_Source data:_
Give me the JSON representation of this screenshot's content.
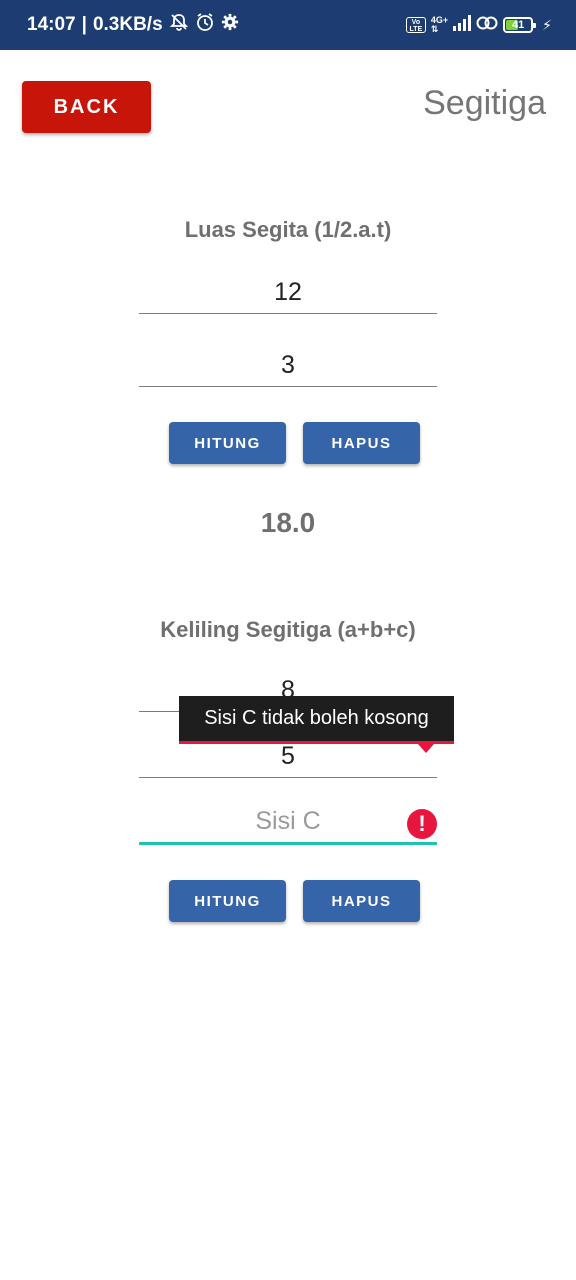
{
  "status_bar": {
    "time": "14:07",
    "speed": "0.3KB/s",
    "volte": "Vo LTE",
    "network": "4G+",
    "battery": "41"
  },
  "header": {
    "back_label": "BACK",
    "title": "Segitiga"
  },
  "luas": {
    "title": "Luas Segita (1/2.a.t)",
    "alas_value": "12",
    "tinggi_value": "3",
    "hitung_label": "HITUNG",
    "hapus_label": "HAPUS",
    "result": "18.0"
  },
  "keliling": {
    "title": "Keliling Segitiga (a+b+c)",
    "sisi_a_value": "8",
    "sisi_b_value": "5",
    "sisi_c_placeholder": "Sisi C",
    "hitung_label": "HITUNG",
    "hapus_label": "HAPUS",
    "error_message": "Sisi C tidak boleh kosong"
  },
  "colors": {
    "status_bar": "#1d3d72",
    "back_button": "#c8150a",
    "action_button": "#3565a8",
    "focus_underline": "#1fc3b0",
    "error": "#e8163f"
  }
}
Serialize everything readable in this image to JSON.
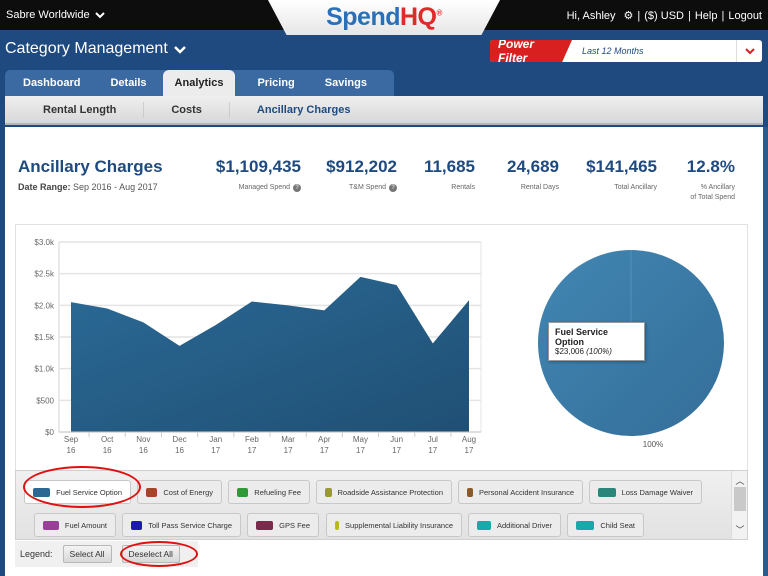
{
  "topbar": {
    "org": "Sabre Worldwide",
    "greeting": "Hi, Ashley",
    "currency": "($) USD",
    "help": "Help",
    "logout": "Logout",
    "sep": "|"
  },
  "logo": {
    "part1": "Spend",
    "part2": "HQ",
    "reg": "®"
  },
  "header": {
    "module": "Category Management",
    "power_filter_label": "Power Filter",
    "power_filter_value": "Last 12 Months"
  },
  "tabs": [
    {
      "label": "Dashboard"
    },
    {
      "label": "Details"
    },
    {
      "label": "Analytics",
      "active": true
    },
    {
      "label": "Pricing"
    },
    {
      "label": "Savings"
    }
  ],
  "subtabs": [
    {
      "label": "Rental Length"
    },
    {
      "label": "Costs"
    },
    {
      "label": "Ancillary Charges",
      "active": true
    }
  ],
  "summary": {
    "title": "Ancillary Charges",
    "date_range_label": "Date Range:",
    "date_range_value": "Sep 2016 - Aug 2017",
    "kpis": [
      {
        "value": "$1,109,435",
        "label": "Managed Spend",
        "help": true
      },
      {
        "value": "$912,202",
        "label": "T&M Spend",
        "help": true
      },
      {
        "value": "11,685",
        "label": "Rentals"
      },
      {
        "value": "24,689",
        "label": "Rental Days"
      },
      {
        "value": "$141,465",
        "label": "Total Ancillary"
      },
      {
        "value": "12.8%",
        "label": "% Ancillary",
        "label2": "of Total Spend"
      }
    ]
  },
  "chart_data": [
    {
      "type": "area",
      "title": "",
      "xlabel": "",
      "ylabel": "",
      "categories": [
        "Sep 16",
        "Oct 16",
        "Nov 16",
        "Dec 16",
        "Jan 17",
        "Feb 17",
        "Mar 17",
        "Apr 17",
        "May 17",
        "Jun 17",
        "Jul 17",
        "Aug 17"
      ],
      "x_tick_labels": [
        [
          "Sep",
          "16"
        ],
        [
          "Oct",
          "16"
        ],
        [
          "Nov",
          "16"
        ],
        [
          "Dec",
          "16"
        ],
        [
          "Jan",
          "17"
        ],
        [
          "Feb",
          "17"
        ],
        [
          "Mar",
          "17"
        ],
        [
          "Apr",
          "17"
        ],
        [
          "May",
          "17"
        ],
        [
          "Jun",
          "17"
        ],
        [
          "Jul",
          "17"
        ],
        [
          "Aug",
          "17"
        ]
      ],
      "series": [
        {
          "name": "Fuel Service Option",
          "color": "#25618c",
          "values": [
            2050,
            1950,
            1730,
            1360,
            1690,
            2060,
            2000,
            1920,
            2450,
            2320,
            1400,
            2080
          ]
        }
      ],
      "ylim": [
        0,
        3000
      ],
      "yticks": [
        0,
        500,
        1000,
        1500,
        2000,
        2500,
        3000
      ],
      "ytick_labels": [
        "$0",
        "$500",
        "$1.0k",
        "$1.5k",
        "$2.0k",
        "$2.5k",
        "$3.0k"
      ],
      "grid": true
    },
    {
      "type": "pie",
      "slices": [
        {
          "label": "Fuel Service Option",
          "value": 23006,
          "percent": 100,
          "color": "#3a7aa6"
        }
      ],
      "data_label": "100%",
      "tooltip": {
        "name": "Fuel Service Option",
        "amount": "$23,006",
        "percent": "(100%)"
      }
    }
  ],
  "legend": {
    "items": [
      {
        "label": "Fuel Service Option",
        "color": "#2d6892",
        "selected": true
      },
      {
        "label": "Cost of Energy",
        "color": "#a8432a"
      },
      {
        "label": "Refueling Fee",
        "color": "#2f9a3a"
      },
      {
        "label": "Roadside Assistance Protection",
        "color": "#9a9a2a"
      },
      {
        "label": "Personal Accident Insurance",
        "color": "#8b5a2b"
      },
      {
        "label": "Loss Damage Waiver",
        "color": "#2a857a"
      },
      {
        "label": "Fuel Amount",
        "color": "#9a3f9a"
      },
      {
        "label": "Toll Pass Service Charge",
        "color": "#1a1ab0"
      },
      {
        "label": "GPS Fee",
        "color": "#7a2a4a"
      },
      {
        "label": "Supplemental Liability Insurance",
        "color": "#b8b818"
      },
      {
        "label": "Additional Driver",
        "color": "#1aa8a8"
      },
      {
        "label": "Child Seat",
        "color": "#1aa8a8"
      }
    ],
    "label": "Legend:",
    "select_all": "Select All",
    "deselect_all": "Deselect All"
  }
}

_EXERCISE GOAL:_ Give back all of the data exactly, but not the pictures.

_WORKED SOLUTION:_
Give me the JSON representation of this screenshot's content.
{
  "status_bar": {
    "time": "14:07",
    "speed": "0.3KB/s",
    "volte": "Vo LTE",
    "network": "4G+",
    "battery": "41"
  },
  "header": {
    "back_label": "BACK",
    "title": "Segitiga"
  },
  "luas": {
    "title": "Luas Segita (1/2.a.t)",
    "alas_value": "12",
    "tinggi_value": "3",
    "hitung_label": "HITUNG",
    "hapus_label": "HAPUS",
    "result": "18.0"
  },
  "keliling": {
    "title": "Keliling Segitiga (a+b+c)",
    "sisi_a_value": "8",
    "sisi_b_value": "5",
    "sisi_c_placeholder": "Sisi C",
    "hitung_label": "HITUNG",
    "hapus_label": "HAPUS",
    "error_message": "Sisi C tidak boleh kosong"
  },
  "colors": {
    "status_bar": "#1d3d72",
    "back_button": "#c8150a",
    "action_button": "#3565a8",
    "focus_underline": "#1fc3b0",
    "error": "#e8163f"
  }
}
Serialize everything readable in this image to JSON.
{
  "topbar": {
    "org": "Sabre Worldwide",
    "greeting": "Hi, Ashley",
    "currency": "($) USD",
    "help": "Help",
    "logout": "Logout",
    "sep": "|"
  },
  "logo": {
    "part1": "Spend",
    "part2": "HQ",
    "reg": "®"
  },
  "header": {
    "module": "Category Management",
    "power_filter_label": "Power Filter",
    "power_filter_value": "Last 12 Months"
  },
  "tabs": [
    {
      "label": "Dashboard"
    },
    {
      "label": "Details"
    },
    {
      "label": "Analytics",
      "active": true
    },
    {
      "label": "Pricing"
    },
    {
      "label": "Savings"
    }
  ],
  "subtabs": [
    {
      "label": "Rental Length"
    },
    {
      "label": "Costs"
    },
    {
      "label": "Ancillary Charges",
      "active": true
    }
  ],
  "summary": {
    "title": "Ancillary Charges",
    "date_range_label": "Date Range:",
    "date_range_value": "Sep 2016 - Aug 2017",
    "kpis": [
      {
        "value": "$1,109,435",
        "label": "Managed Spend",
        "help": true
      },
      {
        "value": "$912,202",
        "label": "T&M Spend",
        "help": true
      },
      {
        "value": "11,685",
        "label": "Rentals"
      },
      {
        "value": "24,689",
        "label": "Rental Days"
      },
      {
        "value": "$141,465",
        "label": "Total Ancillary"
      },
      {
        "value": "12.8%",
        "label": "% Ancillary",
        "label2": "of Total Spend"
      }
    ]
  },
  "chart_data": [
    {
      "type": "area",
      "title": "",
      "xlabel": "",
      "ylabel": "",
      "categories": [
        "Sep 16",
        "Oct 16",
        "Nov 16",
        "Dec 16",
        "Jan 17",
        "Feb 17",
        "Mar 17",
        "Apr 17",
        "May 17",
        "Jun 17",
        "Jul 17",
        "Aug 17"
      ],
      "x_tick_labels": [
        [
          "Sep",
          "16"
        ],
        [
          "Oct",
          "16"
        ],
        [
          "Nov",
          "16"
        ],
        [
          "Dec",
          "16"
        ],
        [
          "Jan",
          "17"
        ],
        [
          "Feb",
          "17"
        ],
        [
          "Mar",
          "17"
        ],
        [
          "Apr",
          "17"
        ],
        [
          "May",
          "17"
        ],
        [
          "Jun",
          "17"
        ],
        [
          "Jul",
          "17"
        ],
        [
          "Aug",
          "17"
        ]
      ],
      "series": [
        {
          "name": "Fuel Service Option",
          "color": "#25618c",
          "values": [
            2050,
            1950,
            1730,
            1360,
            1690,
            2060,
            2000,
            1920,
            2450,
            2320,
            1400,
            2080
          ]
        }
      ],
      "ylim": [
        0,
        3000
      ],
      "yticks": [
        0,
        500,
        1000,
        1500,
        2000,
        2500,
        3000
      ],
      "ytick_labels": [
        "$0",
        "$500",
        "$1.0k",
        "$1.5k",
        "$2.0k",
        "$2.5k",
        "$3.0k"
      ],
      "grid": true
    },
    {
      "type": "pie",
      "slices": [
        {
          "label": "Fuel Service Option",
          "value": 23006,
          "percent": 100,
          "color": "#3a7aa6"
        }
      ],
      "data_label": "100%",
      "tooltip": {
        "name": "Fuel Service Option",
        "amount": "$23,006",
        "percent": "(100%)"
      }
    }
  ],
  "legend": {
    "items": [
      {
        "label": "Fuel Service Option",
        "color": "#2d6892",
        "selected": true
      },
      {
        "label": "Cost of Energy",
        "color": "#a8432a"
      },
      {
        "label": "Refueling Fee",
        "color": "#2f9a3a"
      },
      {
        "label": "Roadside Assistance Protection",
        "color": "#9a9a2a"
      },
      {
        "label": "Personal Accident Insurance",
        "color": "#8b5a2b"
      },
      {
        "label": "Loss Damage Waiver",
        "color": "#2a857a"
      },
      {
        "label": "Fuel Amount",
        "color": "#9a3f9a"
      },
      {
        "label": "Toll Pass Service Charge",
        "color": "#1a1ab0"
      },
      {
        "label": "GPS Fee",
        "color": "#7a2a4a"
      },
      {
        "label": "Supplemental Liability Insurance",
        "color": "#b8b818"
      },
      {
        "label": "Additional Driver",
        "color": "#1aa8a8"
      },
      {
        "label": "Child Seat",
        "color": "#1aa8a8"
      }
    ],
    "label": "Legend:",
    "select_all": "Select All",
    "deselect_all": "Deselect All"
  }
}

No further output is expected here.